[[ Supplied information, beginning ]]

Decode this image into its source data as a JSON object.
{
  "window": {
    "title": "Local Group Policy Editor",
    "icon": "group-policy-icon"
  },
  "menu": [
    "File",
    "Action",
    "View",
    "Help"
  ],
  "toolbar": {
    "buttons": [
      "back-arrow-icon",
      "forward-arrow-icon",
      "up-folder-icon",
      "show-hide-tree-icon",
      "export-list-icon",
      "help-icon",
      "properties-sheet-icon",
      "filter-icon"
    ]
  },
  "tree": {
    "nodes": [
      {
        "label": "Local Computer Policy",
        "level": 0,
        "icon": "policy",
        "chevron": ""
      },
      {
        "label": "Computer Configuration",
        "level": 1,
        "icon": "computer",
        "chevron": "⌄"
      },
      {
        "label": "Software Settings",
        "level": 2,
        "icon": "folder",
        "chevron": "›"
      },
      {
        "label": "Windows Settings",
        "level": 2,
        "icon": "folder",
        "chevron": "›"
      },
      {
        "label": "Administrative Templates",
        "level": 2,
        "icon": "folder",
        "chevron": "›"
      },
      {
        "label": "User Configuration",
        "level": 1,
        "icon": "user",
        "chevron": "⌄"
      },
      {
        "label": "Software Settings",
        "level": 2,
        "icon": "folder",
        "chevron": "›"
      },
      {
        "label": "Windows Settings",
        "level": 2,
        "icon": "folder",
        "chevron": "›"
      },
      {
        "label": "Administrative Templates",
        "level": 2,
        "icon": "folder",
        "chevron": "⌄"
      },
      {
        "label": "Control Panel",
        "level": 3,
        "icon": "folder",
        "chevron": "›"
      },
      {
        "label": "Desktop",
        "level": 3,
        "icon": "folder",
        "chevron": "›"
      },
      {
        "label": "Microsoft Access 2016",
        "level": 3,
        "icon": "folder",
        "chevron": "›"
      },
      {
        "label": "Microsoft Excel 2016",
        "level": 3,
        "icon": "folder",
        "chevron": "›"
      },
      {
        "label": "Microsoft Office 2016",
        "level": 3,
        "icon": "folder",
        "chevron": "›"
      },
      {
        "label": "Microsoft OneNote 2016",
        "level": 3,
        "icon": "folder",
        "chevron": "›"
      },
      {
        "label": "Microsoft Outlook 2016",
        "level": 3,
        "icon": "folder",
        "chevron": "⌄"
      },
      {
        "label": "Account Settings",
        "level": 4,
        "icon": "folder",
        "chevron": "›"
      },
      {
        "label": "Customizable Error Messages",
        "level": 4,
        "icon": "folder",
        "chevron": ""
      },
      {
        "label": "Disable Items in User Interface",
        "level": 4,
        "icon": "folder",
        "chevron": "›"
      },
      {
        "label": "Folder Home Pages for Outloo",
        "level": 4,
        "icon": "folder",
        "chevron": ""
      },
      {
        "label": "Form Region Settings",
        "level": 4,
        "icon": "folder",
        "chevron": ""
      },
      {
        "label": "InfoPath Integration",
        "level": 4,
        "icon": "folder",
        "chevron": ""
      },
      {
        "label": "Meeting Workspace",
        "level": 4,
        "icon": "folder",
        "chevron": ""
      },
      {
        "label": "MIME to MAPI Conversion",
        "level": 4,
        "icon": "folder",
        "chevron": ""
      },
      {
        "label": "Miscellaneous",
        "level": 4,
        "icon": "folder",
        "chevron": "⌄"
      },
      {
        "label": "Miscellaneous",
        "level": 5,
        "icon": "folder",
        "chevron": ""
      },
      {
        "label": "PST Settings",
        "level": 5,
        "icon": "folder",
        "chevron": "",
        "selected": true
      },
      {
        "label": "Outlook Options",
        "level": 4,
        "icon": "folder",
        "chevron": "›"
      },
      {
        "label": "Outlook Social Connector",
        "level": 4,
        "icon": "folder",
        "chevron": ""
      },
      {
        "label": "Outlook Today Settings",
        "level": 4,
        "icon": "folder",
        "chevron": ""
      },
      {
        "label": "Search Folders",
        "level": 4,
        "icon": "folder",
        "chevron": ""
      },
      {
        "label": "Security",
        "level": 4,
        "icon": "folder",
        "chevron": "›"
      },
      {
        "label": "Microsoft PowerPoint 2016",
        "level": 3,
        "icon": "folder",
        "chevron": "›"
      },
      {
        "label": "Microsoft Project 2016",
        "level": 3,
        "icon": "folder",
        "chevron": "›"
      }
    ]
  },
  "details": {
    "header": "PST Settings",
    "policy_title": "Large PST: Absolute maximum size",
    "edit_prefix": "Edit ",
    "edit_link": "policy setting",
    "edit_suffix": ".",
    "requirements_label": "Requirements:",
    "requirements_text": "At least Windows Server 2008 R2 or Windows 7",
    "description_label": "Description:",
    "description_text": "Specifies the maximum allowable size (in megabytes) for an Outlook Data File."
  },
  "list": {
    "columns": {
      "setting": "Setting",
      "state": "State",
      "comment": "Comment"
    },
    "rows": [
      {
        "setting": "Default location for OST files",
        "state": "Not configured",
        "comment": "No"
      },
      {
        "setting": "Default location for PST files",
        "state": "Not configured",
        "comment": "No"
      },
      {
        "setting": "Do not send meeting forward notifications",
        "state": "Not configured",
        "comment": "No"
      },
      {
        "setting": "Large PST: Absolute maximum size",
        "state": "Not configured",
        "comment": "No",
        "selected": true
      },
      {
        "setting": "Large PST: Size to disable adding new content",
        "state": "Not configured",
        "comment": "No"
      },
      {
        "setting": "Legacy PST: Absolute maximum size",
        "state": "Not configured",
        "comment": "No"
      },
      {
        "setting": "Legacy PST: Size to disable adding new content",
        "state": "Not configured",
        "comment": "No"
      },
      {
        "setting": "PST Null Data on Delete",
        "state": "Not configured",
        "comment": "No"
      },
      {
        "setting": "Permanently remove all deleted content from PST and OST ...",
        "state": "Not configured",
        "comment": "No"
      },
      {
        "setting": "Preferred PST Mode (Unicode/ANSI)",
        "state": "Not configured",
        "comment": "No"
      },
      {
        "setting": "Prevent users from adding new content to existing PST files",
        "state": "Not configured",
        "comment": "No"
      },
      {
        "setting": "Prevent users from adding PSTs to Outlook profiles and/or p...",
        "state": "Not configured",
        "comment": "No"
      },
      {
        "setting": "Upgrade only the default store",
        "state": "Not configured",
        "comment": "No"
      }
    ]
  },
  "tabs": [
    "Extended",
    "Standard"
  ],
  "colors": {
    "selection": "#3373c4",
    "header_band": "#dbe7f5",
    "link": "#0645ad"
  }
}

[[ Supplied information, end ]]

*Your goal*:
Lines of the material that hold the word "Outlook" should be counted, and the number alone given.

*Answer below*:
6